By John Paul Rathbone (*) - The Financial Times Latin American editor, economist and knowledgeable of Argentina has written a column on the current situation in Argentina and the mystery surrounding the death of special prosecutor Alberto Nisman
Truth can be stranger than fiction. Ever since Alberto Nisman was found dead in his Buenos Aires apartment, Argentina — or, more precisely, the government of Cristina Fernandez — has proved the wisdom of the proverb. You could not make this story up.
Three weeks ago, Nisman was preparing for the defining moment of his career. On January 19, the 51-year old prosecutor was set to accuse the president of covering up Iran’s alleged role in Argentina’s worst terrorist attack: a 1994 bombing that killed 85 people. A few hours before the congressional hearing, Nisman’s mother found her son lying in a pool of blood.
At first, Ms Fernandez suggested Nisman’s death was suicide. Then, in a rambling Facebook post, she suggested it was a murder, at the hand of rogue spies wanting to discredit her.
“In Argentina . . . every day you have to explain the obvious and the simple,” she wrote wearily, adding: “in Argentina, like everywhere, not everything is what it seems”. Few leaders can match such sarcasm.
Conspiracy theories are thickening. Officials blame “dark interests”. Yet most of the conspiracy theories are fed by the state itself.
On Sunday, Clarin, a newspaper that has clashed repeatedly with the president, reported that Nisman had also drafted a warrant for her arrest. The government rubbished the report and, on television, the cabinet chief ripped it up. The next day, it transpired the article was true: a draft of the warrant was found in Nisman’s garbage.
Argentines remain understandably suspicious of their intelligence services, which are little changed since the military dictatorship ended in 1983. That means Ms Fernandez’s idea that rogue spies planned Nisman’s death is not entirely implausible. Yet that does not make Ms Fernandez a credible reformer of Argentina’s spy services, the mantle she claimed in an hour-long television broadcast on January 26.
After all, long experience has also made Argentines wary of government lies — over almost everything, but particularly corruption and inflation. The government, acting as if it is holier than Mother Teresa, has always batted away such allegations.
But now, trapped by its own mistakes, it can no longer disguise reality with words. Nobody suggests Ms Fernandez orchestrated Nisman’s death. But her government’s actions suggest that it is scared and perhaps hiding something too. Ms Fernandez’s behavior has not helped. She is yet to offer condolences to Nisman’s family. On Wednesday, on a trip to China, she also mocked her hosts' accents by swapping l’s for r’s, remarking that humor was the best reaction to slurs.

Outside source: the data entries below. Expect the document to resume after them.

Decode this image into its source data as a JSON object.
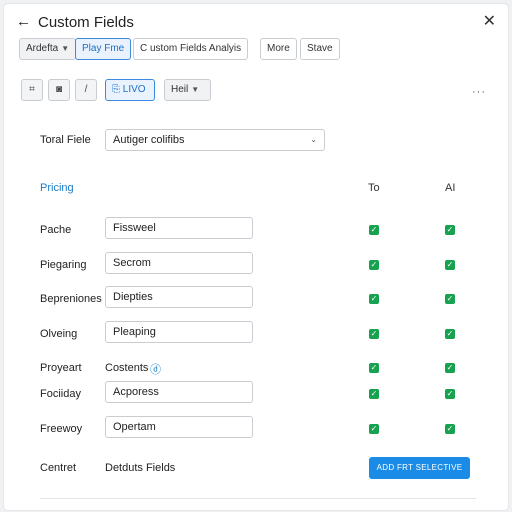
{
  "header": {
    "back_icon": "arrow-left-icon",
    "title": "Custom Fields",
    "close_icon": "close-icon"
  },
  "toolbar1": {
    "dropdown_label": "Ardefta",
    "play_label": "Play Fme",
    "analysis_label": "C ustom Fields Analyis",
    "more_label": "More",
    "save_label": "Stave"
  },
  "toolbar2": {
    "icons": [
      "hash-icon",
      "shield-icon",
      "slash-icon"
    ],
    "icon_glyphs": [
      "⌗",
      "◙",
      "/"
    ],
    "live_label": "LIVO",
    "hell_label": "Heil",
    "more_glyph": "···"
  },
  "total_field": {
    "label": "Toral Fiele",
    "value": "Autiger colifibs"
  },
  "section": {
    "title": "Pricing",
    "col_to": "To",
    "col_ai": "AI"
  },
  "rows": [
    {
      "label": "Pache",
      "value": "Fissweel",
      "has_input": true,
      "to": true,
      "ai": true
    },
    {
      "label": "Piegaring",
      "value": "Secrom",
      "has_input": true,
      "to": true,
      "ai": true
    },
    {
      "label": "Bepreniones",
      "value": "Diepties",
      "has_input": true,
      "to": true,
      "ai": true
    },
    {
      "label": "Olveing",
      "value": "Pleaping",
      "has_input": true,
      "to": true,
      "ai": true
    },
    {
      "label": "Proyeart",
      "value": "Costents",
      "has_input": false,
      "extra": "ⓓ",
      "to": true,
      "ai": true
    },
    {
      "label": "Fociiday",
      "value": "Acporess",
      "has_input": true,
      "to": true,
      "ai": true
    },
    {
      "label": "Freewoy",
      "value": "Opertam",
      "has_input": true,
      "to": true,
      "ai": true
    }
  ],
  "footer": {
    "label": "Centret",
    "value": "Detduts Fields",
    "button_label": "ADD FRT SELECTIVE"
  },
  "colors": {
    "accent": "#1a8be6",
    "check": "#17a24f",
    "section": "#1a7dc9"
  }
}
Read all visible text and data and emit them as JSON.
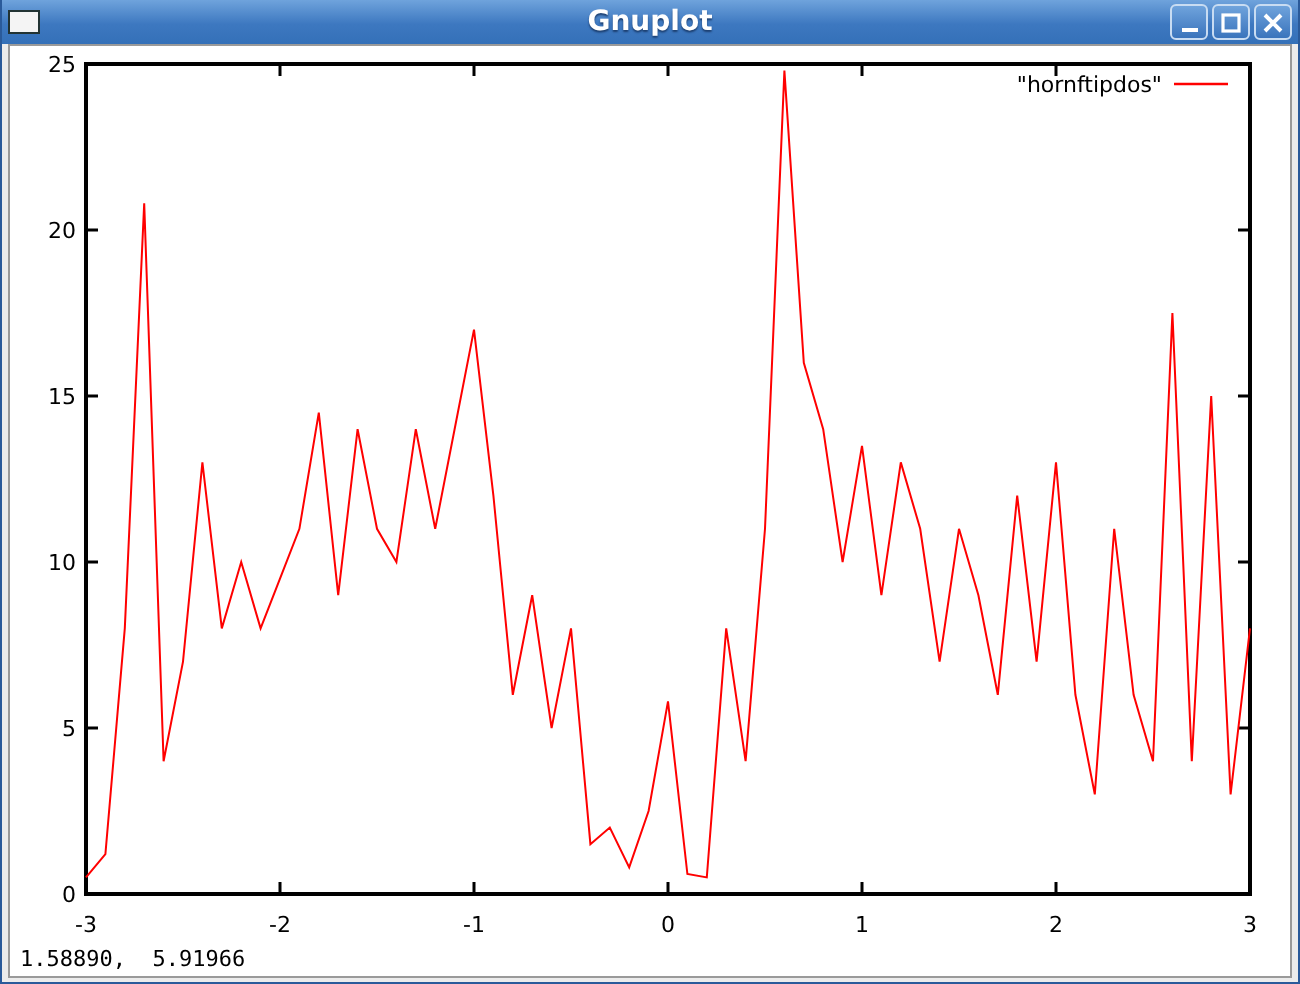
{
  "window": {
    "title": "Gnuplot"
  },
  "plot": {
    "chart_data": {
      "type": "line",
      "x": [
        -3,
        -2.9,
        -2.8,
        -2.7,
        -2.6,
        -2.5,
        -2.4,
        -2.3,
        -2.2,
        -2.1,
        -2,
        -1.9,
        -1.8,
        -1.7,
        -1.6,
        -1.5,
        -1.4,
        -1.3,
        -1.2,
        -1.1,
        -1,
        -0.9,
        -0.8,
        -0.7,
        -0.6,
        -0.5,
        -0.4,
        -0.3,
        -0.2,
        -0.1,
        0,
        0.1,
        0.2,
        0.3,
        0.4,
        0.5,
        0.6,
        0.7,
        0.8,
        0.9,
        1,
        1.1,
        1.2,
        1.3,
        1.4,
        1.5,
        1.6,
        1.7,
        1.8,
        1.9,
        2,
        2.1,
        2.2,
        2.3,
        2.4,
        2.5,
        2.6,
        2.7,
        2.8,
        2.9,
        3
      ],
      "series": [
        {
          "name": "\"hornftipdos\"",
          "color": "#ff0000",
          "values": [
            0.5,
            1.2,
            8,
            20.8,
            4,
            7,
            13,
            8,
            10,
            8,
            9.5,
            11,
            14.5,
            9,
            14,
            11,
            10,
            14,
            11,
            14,
            17,
            12,
            6,
            9,
            5,
            8,
            1.5,
            2,
            0.8,
            2.5,
            5.8,
            0.6,
            0.5,
            8,
            4,
            11,
            24.8,
            16,
            14,
            10,
            13.5,
            9,
            13,
            11,
            7,
            11,
            9,
            6,
            12,
            7,
            13,
            6,
            3,
            11,
            6,
            4,
            17.5,
            4,
            15,
            3,
            8
          ]
        }
      ],
      "xlim": [
        -3,
        3
      ],
      "ylim": [
        0,
        25
      ],
      "xticks": [
        -3,
        -2,
        -1,
        0,
        1,
        2,
        3
      ],
      "yticks": [
        0,
        5,
        10,
        15,
        20,
        25
      ]
    }
  },
  "status_bar": {
    "text": "1.58890,  5.91966"
  }
}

Now the spotlight is on Argentina’s judiciary. It is slow, inefficient, perhaps corrupt, but still enjoys silos of competence and legal expertise. Indeed, its independence is one reason why Argentina is not as messed up as Venezuela, despite Ms Fernandez’s best efforts to control it (she is a lawyer).
Two years ago, for example, Ms Fernandez proposed a reform that would have seen the panel that chooses Argentine judges selected by popular vote. This would supposedly “democratize” the legal system. In reality, it would have put it in thrall to ruling politicians. In the end, the courts threw out the initiative, as they did a government-sponsored accord with Tehran over the 1994 terrorist attack.
One does not have to look far for reasons why Ms Fernández might want to stack the judiciary in her favor. Her personal wealth has grown exponentially since she and her deceased husband came to power in 2003. In 2013, according to the latest filing, her wealth grew 15% to 6.6m dollars. But her presidency ends this year, she cannot seek re-election and, stripped of immunity, that could leave her legally exposed. Ms Fernández’s actions give critics further cause for suspicion.
One solution now might be to bring in a credible team of independent experts to investigate Nisman’s death — and the 1994 bombing too. Mexico brought in Argentine forensic experts to investigate the death of 43 students this year. Similarly, a UN-backed commission investigated the mysterious death of a Guatemalan judge in 2009. Buenos Aires has not made a similar move.
The result is a murder conspiracy that nobody believes will ever be properly solved because of the complicity of so many sectors: the state, the presidency, the judiciary, Congress and the intelligence services. The story exemplifies that notion that Argentina, 32 years after the demise of the military junta, remains at best a flawed democracy and at worst a rogue state.
(*) John Paul Rathbone was born in New York and raised in England. Currently the Financial Times‘ Latin American editor, and a former editor of the FT’s prestigious “Lex” column, he is a graduate of Oxford and Columbia Universities, and has worked as an economist at the World Bank, and as a journalist. His articles have appeared in many publications including The Wall Street Journal, Britain’s Sunday Telegraph, Colombia’s El Espectador, and Esquire magazine, where he was business columnist from 2002-2003. He lives in London and is author of The Sugar King of Havana;The Rise and Fall of Julio Lobo, Cuba’s Last Tycoon.